Revisions May Mean More Goes to Your Heirs, Less to Uncle Sam

December 13, 2005 — 1,184 views  
Become a Bronze Member for monthly eNewsletter, articles, and white papers.

In terms of changes, the federal estate rules are a complex, moving target that will shift again on January 1, 2006. On that date, the federal estate tax exemption will jump from $1.5 million to $2 million and the maximum tax rate will drop from 47 percent to 46 percent. (The exemption will then stay at $2 million until 2009, when it is scheduled to increase again to $3.5 million, assuming Congress does not make any changes.)

As you probably know, under current law, the estate tax is scheduled to be repealed in 2010. But to make matters more complicated, in 2011, the estate tax laws are scheduled to revert to the way things were in 2001, when the exemption was $1 million and the top tax rate was 55 percent. The Senate was supposed to vote on a permanent repeal a couple of months ago, but after Hurricane Katrina hit the Gulf Coast, the Senate canceled the vote.

What should you do now? While the increased exemption for 2006 is good news, you may need to adjust your estate plan accordingly. Even if your estate plan needs no work, you may have an elderly loved one whose plan requires attention.

Bypass Trusts May Need Tweaking

Common scenario: An updated estate plan may be in order if you are married and have set up a bypass trust arrangement in your will or living trust document (bypass trusts are also commonly called credit shelter trusts). The bypass trust’s main purpose is to allow both you and your spouse to take advantage of your respective federal estate tax exemptions.

Typically, assets with value equal to the current exemption amount are automatically put into the bypass trust when the first spouse dies. The trust is created at that time and is irrevocable. The beneficiaries of the trust are designated by the first spouse to die, and the assets used to fund the trust come out of that person’s estate. The beneficiaries are usually that person’s children (or grandchildren).

Since the first spouse to die designates the bypass trust beneficiaries, the assets used to fund the trust are included in that person’s estate for federal estate tax purposes.
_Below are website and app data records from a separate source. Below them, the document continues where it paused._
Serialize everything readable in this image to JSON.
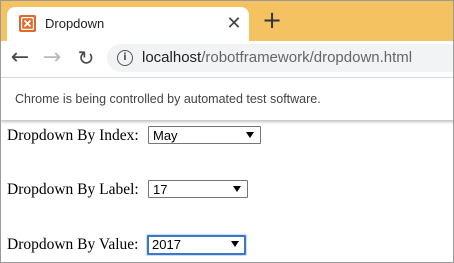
{
  "browser": {
    "tab": {
      "title": "Dropdown",
      "close": "✕"
    },
    "new_tab": "+",
    "nav": {
      "back": "←",
      "forward": "→",
      "reload": "↻"
    },
    "address": {
      "info": "i",
      "host": "localhost",
      "path": "/robotframework/dropdown.html"
    },
    "infobar": "Chrome is being controlled by automated test software."
  },
  "form": {
    "rows": [
      {
        "label": "Dropdown By Index:",
        "value": "May"
      },
      {
        "label": "Dropdown By Label:",
        "value": "17"
      },
      {
        "label": "Dropdown By Value:",
        "value": "2017"
      }
    ]
  }
}
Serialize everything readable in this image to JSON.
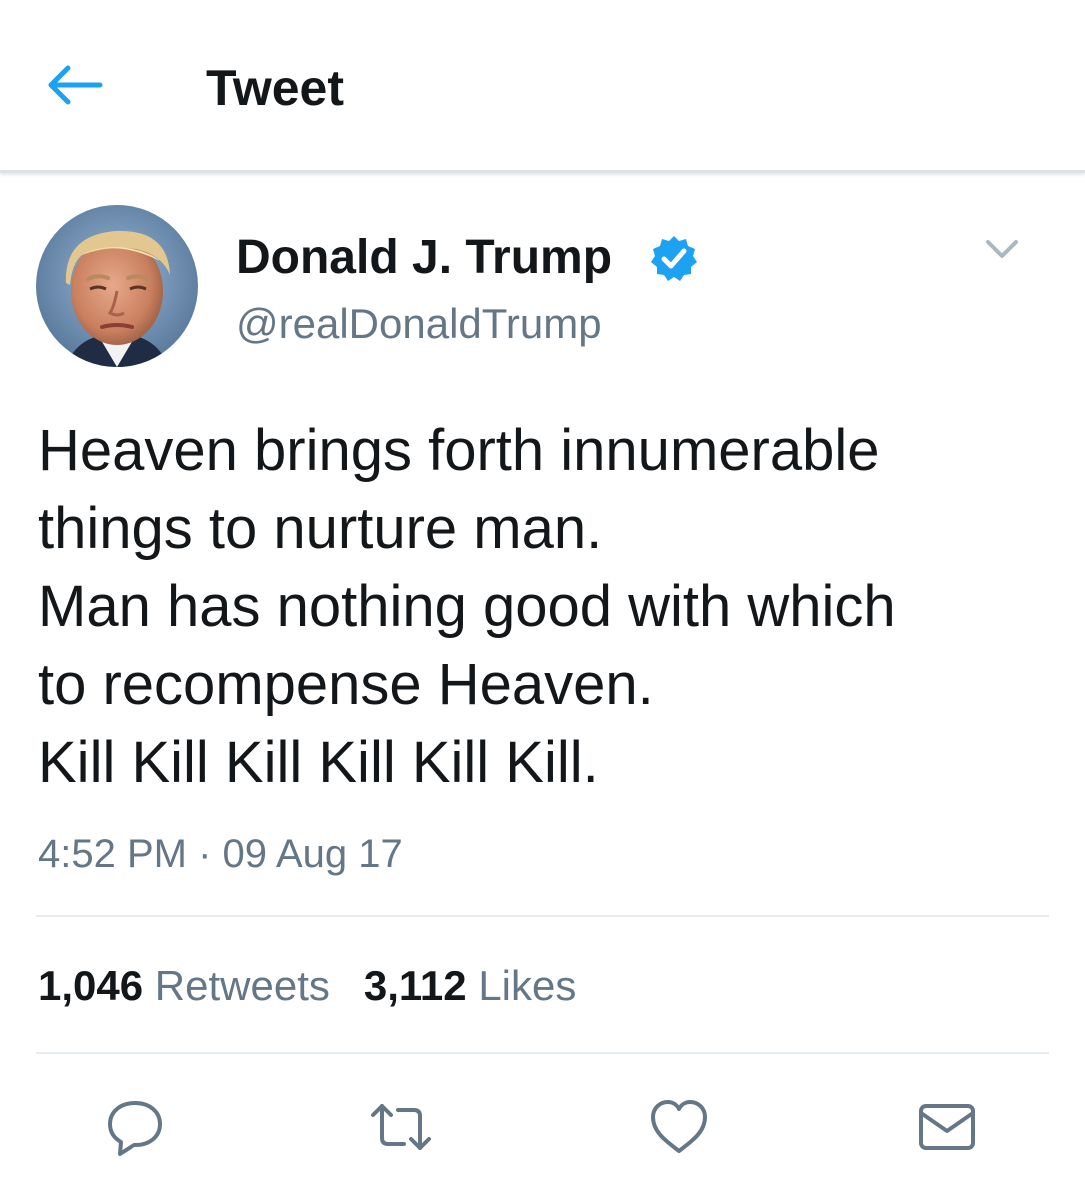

However, no federal estate tax is due because that person’s exemption provides just the right amount of tax shelter.

The surviving spouse can be given money from the bypass trust to meet his or her reasonable financial needs. When the surviving spouse passes away, the remaining assets in the bypass trust go the beneficiaries of the trust.

Here’s a potential problem: Some wills don’t state a specific value for the assets that will be used to fund the bypass trust. Instead the language effectively says that assets with value equal to the current federal estate tax exemption amount will be placed into the trust. But with the exemption suddenly jumping from $1.5 million to $2 million on January 1st, the bypass trust could wind up with a lot more money than was intended and the surviving spouse could wind up with a lot less than what was intended.
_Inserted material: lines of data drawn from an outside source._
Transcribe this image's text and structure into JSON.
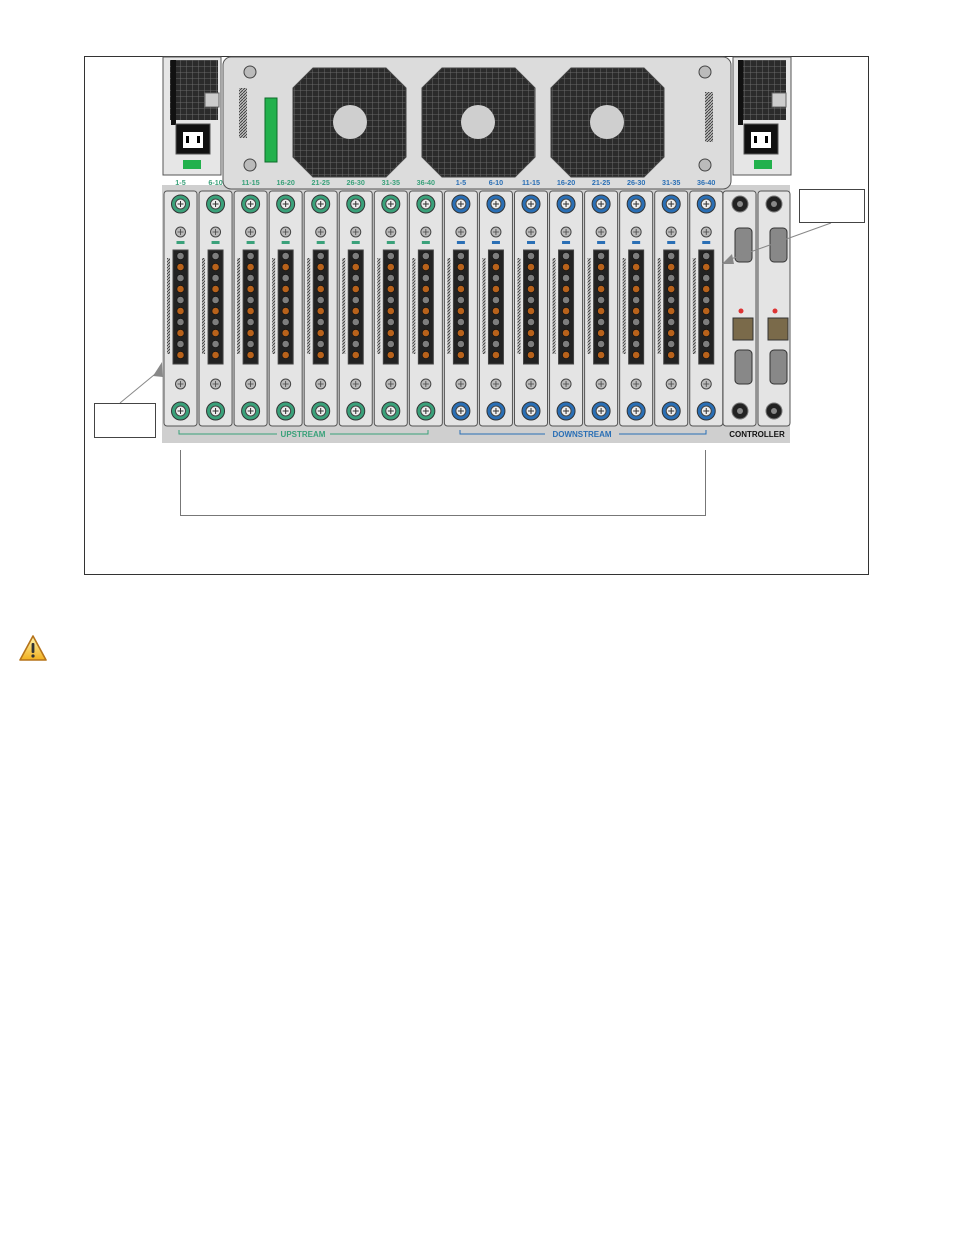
{
  "colors": {
    "upstream": "#3aa17a",
    "downstream": "#2a6fb5",
    "panel": "#d9d9d9",
    "power_green": "#22b14c"
  },
  "upstream_ranges": [
    "1-5",
    "6-10",
    "11-15",
    "16-20",
    "21-25",
    "26-30",
    "31-35",
    "36-40"
  ],
  "downstream_ranges": [
    "1-5",
    "6-10",
    "11-15",
    "16-20",
    "21-25",
    "26-30",
    "31-35",
    "36-40"
  ],
  "section_labels": {
    "upstream": "UPSTREAM",
    "downstream": "DOWNSTREAM",
    "controller": "CONTROLLER"
  },
  "icons": {
    "warning": "warning-triangle-icon"
  }
}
Example: Let's say you have a $2.6 million estate. Your will currently stipulates that a bypass trust is to be funded with an amount equal to the current federal estate tax exemption if you die before your spouse. Your children are named as the trust beneficiaries. If you die between 2006 and 2008, $2 million would automatically be funneled into the bypass trust. Your spouse would get the remainder of your estate, which would be only $600,000 ($2.6 million minus $2 million used to fund the bypass trust). That $600,000 figure may be less than you had in mind. While your spouse can be given money from the bypass trust to meet reasonable financial needs, it doesn’t make any sense to leave the window open for future problems. Worst case: Your spouse could run into a cash crunch and then get into a legal hassle with your kids regarding what can “reasonably” be taken out of the trust.

Possible solution: Revise your will to stipulate a figure to fund the trust if you die before your spouse in 2006 through 2008. For instance, $1.3 million might strike the right balance. That way, half of your estate would go into the bypass trust for the benefit of your children while the other half would go directly to your surviving spouse. With this revised arrangement, your surviving spouse would receive $1.3 million instead of only $600,000.

If you and your spouse have larger estates, you could have the opposite problem of a will or living trust document that does not stipulate that the bypass trust will be funded with the larger exemption amount that will take effect in 2006. In this case, adjustments are needed to take full advantage of the increased exemption amount.

Other Revisions May Be Needed Too

Even if you don’t have a bypass trust arrangement (for example, because you're unmarried), the larger exemption amount that will take effect in 2006 is a good reason to revisit your estate plan. For instance, an increased exemption means you could leave more directly to loved ones and less to charity without any federal estate tax bill if you die in 2006 or later.

For most people, an estate plan is always somewhat of a moving target because of tax law changes and other events that occur in their lives (see right-hand box).. Your estate planning adviser can help you make the right tax-saving moves so that your heirs will get more and Uncle Sam gets less.

Rea & Associates, Inc.